### Work to complete
Leave out the pictures and copy everything else in the records exactly.

### Input data
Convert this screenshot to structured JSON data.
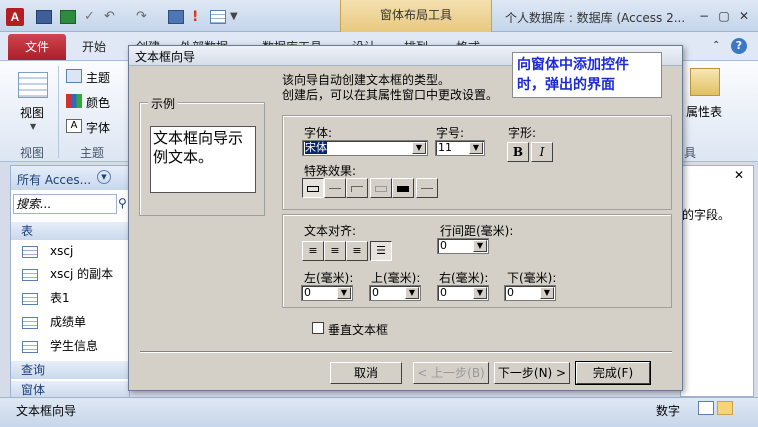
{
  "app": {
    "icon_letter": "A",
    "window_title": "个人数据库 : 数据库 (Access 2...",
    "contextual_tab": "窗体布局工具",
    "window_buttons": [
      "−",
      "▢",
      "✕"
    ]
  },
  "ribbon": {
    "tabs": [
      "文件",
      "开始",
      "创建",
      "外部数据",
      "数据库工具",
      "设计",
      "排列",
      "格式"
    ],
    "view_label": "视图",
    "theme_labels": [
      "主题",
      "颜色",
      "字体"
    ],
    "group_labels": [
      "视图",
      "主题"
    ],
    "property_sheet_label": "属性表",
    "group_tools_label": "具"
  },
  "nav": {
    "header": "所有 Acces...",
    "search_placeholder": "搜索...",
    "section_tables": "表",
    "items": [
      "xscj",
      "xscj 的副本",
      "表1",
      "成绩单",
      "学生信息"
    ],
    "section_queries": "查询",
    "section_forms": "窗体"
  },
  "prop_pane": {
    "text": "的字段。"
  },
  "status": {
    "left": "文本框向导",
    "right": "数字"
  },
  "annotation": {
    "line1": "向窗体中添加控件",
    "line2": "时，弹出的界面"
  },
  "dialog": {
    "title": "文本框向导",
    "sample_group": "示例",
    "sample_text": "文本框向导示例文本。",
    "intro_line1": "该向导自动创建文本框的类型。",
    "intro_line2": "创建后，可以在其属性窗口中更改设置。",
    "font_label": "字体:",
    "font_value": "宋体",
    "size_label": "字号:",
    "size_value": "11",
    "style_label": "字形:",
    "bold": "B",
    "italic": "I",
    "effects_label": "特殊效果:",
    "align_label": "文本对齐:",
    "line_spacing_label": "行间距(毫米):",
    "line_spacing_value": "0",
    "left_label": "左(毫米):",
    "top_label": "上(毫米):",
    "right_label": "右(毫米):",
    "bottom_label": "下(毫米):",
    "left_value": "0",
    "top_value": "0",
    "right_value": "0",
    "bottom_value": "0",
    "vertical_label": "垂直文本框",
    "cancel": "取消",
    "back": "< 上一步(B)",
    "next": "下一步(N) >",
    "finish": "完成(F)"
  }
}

### Your response
Convert this screenshot to structured JSON data.
{
  "app": {
    "icon_letter": "A",
    "window_title": "个人数据库 : 数据库 (Access 2...",
    "contextual_tab": "窗体布局工具",
    "window_buttons": [
      "−",
      "▢",
      "✕"
    ]
  },
  "ribbon": {
    "tabs": [
      "文件",
      "开始",
      "创建",
      "外部数据",
      "数据库工具",
      "设计",
      "排列",
      "格式"
    ],
    "view_label": "视图",
    "theme_labels": [
      "主题",
      "颜色",
      "字体"
    ],
    "group_labels": [
      "视图",
      "主题"
    ],
    "property_sheet_label": "属性表",
    "group_tools_label": "具"
  },
  "nav": {
    "header": "所有 Acces...",
    "search_placeholder": "搜索...",
    "section_tables": "表",
    "items": [
      "xscj",
      "xscj 的副本",
      "表1",
      "成绩单",
      "学生信息"
    ],
    "section_queries": "查询",
    "section_forms": "窗体"
  },
  "prop_pane": {
    "text": "的字段。"
  },
  "status": {
    "left": "文本框向导",
    "right": "数字"
  },
  "annotation": {
    "line1": "向窗体中添加控件",
    "line2": "时，弹出的界面"
  },
  "dialog": {
    "title": "文本框向导",
    "sample_group": "示例",
    "sample_text": "文本框向导示例文本。",
    "intro_line1": "该向导自动创建文本框的类型。",
    "intro_line2": "创建后，可以在其属性窗口中更改设置。",
    "font_label": "字体:",
    "font_value": "宋体",
    "size_label": "字号:",
    "size_value": "11",
    "style_label": "字形:",
    "bold": "B",
    "italic": "I",
    "effects_label": "特殊效果:",
    "align_label": "文本对齐:",
    "line_spacing_label": "行间距(毫米):",
    "line_spacing_value": "0",
    "left_label": "左(毫米):",
    "top_label": "上(毫米):",
    "right_label": "右(毫米):",
    "bottom_label": "下(毫米):",
    "left_value": "0",
    "top_value": "0",
    "right_value": "0",
    "bottom_value": "0",
    "vertical_label": "垂直文本框",
    "cancel": "取消",
    "back": "< 上一步(B)",
    "next": "下一步(N) >",
    "finish": "完成(F)"
  }
}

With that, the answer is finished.